[Your goal] Each entry below is to be restated word for word, with no pictures carried over.
/---
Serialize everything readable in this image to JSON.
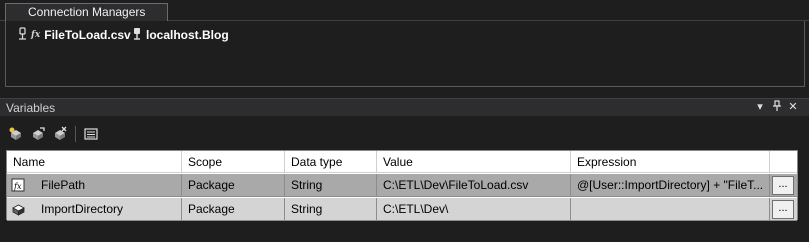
{
  "connection_managers": {
    "tab_label": "Connection Managers",
    "items": [
      {
        "name": "FileToLoad.csv",
        "icon": "flat-file-connection-icon",
        "expression_marker": "fx"
      },
      {
        "name": "localhost.Blog",
        "icon": "ole-db-connection-icon"
      }
    ]
  },
  "variables": {
    "title": "Variables",
    "title_buttons": [
      "window-position-dropdown",
      "pin",
      "close"
    ],
    "toolbar": [
      "add-variable",
      "move-variable",
      "delete-variable",
      "grid-options"
    ],
    "columns": [
      "Name",
      "Scope",
      "Data type",
      "Value",
      "Expression"
    ],
    "rows": [
      {
        "name": "FilePath",
        "scope": "Package",
        "data_type": "String",
        "value": "C:\\ETL\\Dev\\FileToLoad.csv",
        "expression": "@[User::ImportDirectory] + \"FileT...",
        "button": "...",
        "icon": "expression-variable-icon"
      },
      {
        "name": "ImportDirectory",
        "scope": "Package",
        "data_type": "String",
        "value": "C:\\ETL\\Dev\\",
        "expression": "",
        "button": "...",
        "icon": "variable-icon"
      }
    ]
  }
}
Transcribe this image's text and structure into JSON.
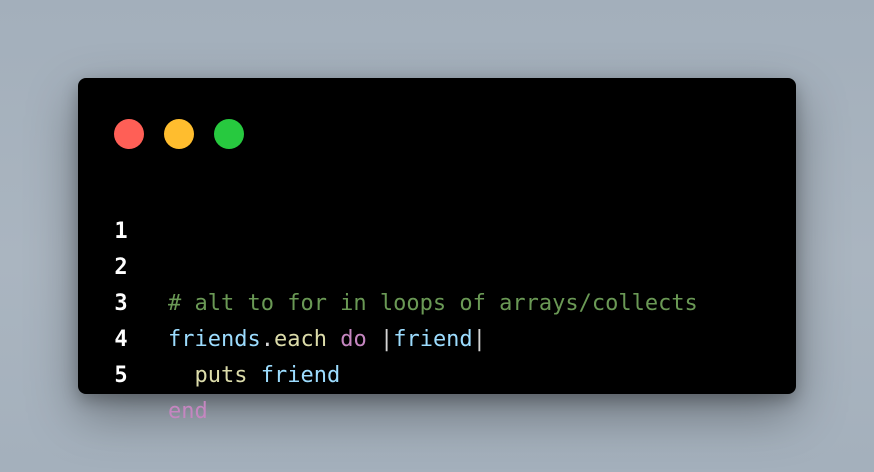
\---
[Answer below]
Serialize everything readable in this image to JSON.
{
  "connection_managers": {
    "tab_label": "Connection Managers",
    "items": [
      {
        "name": "FileToLoad.csv",
        "icon": "flat-file-connection-icon",
        "expression_marker": "fx"
      },
      {
        "name": "localhost.Blog",
        "icon": "ole-db-connection-icon"
      }
    ]
  },
  "variables": {
    "title": "Variables",
    "title_buttons": [
      "window-position-dropdown",
      "pin",
      "close"
    ],
    "toolbar": [
      "add-variable",
      "move-variable",
      "delete-variable",
      "grid-options"
    ],
    "columns": [
      "Name",
      "Scope",
      "Data type",
      "Value",
      "Expression"
    ],
    "rows": [
      {
        "name": "FilePath",
        "scope": "Package",
        "data_type": "String",
        "value": "C:\\ETL\\Dev\\FileToLoad.csv",
        "expression": "@[User::ImportDirectory] + \"FileT...",
        "button": "...",
        "icon": "expression-variable-icon"
      },
      {
        "name": "ImportDirectory",
        "scope": "Package",
        "data_type": "String",
        "value": "C:\\ETL\\Dev\\",
        "expression": "",
        "button": "...",
        "icon": "variable-icon"
      }
    ]
  }
}
Transcribe this image's text and structure into JSON.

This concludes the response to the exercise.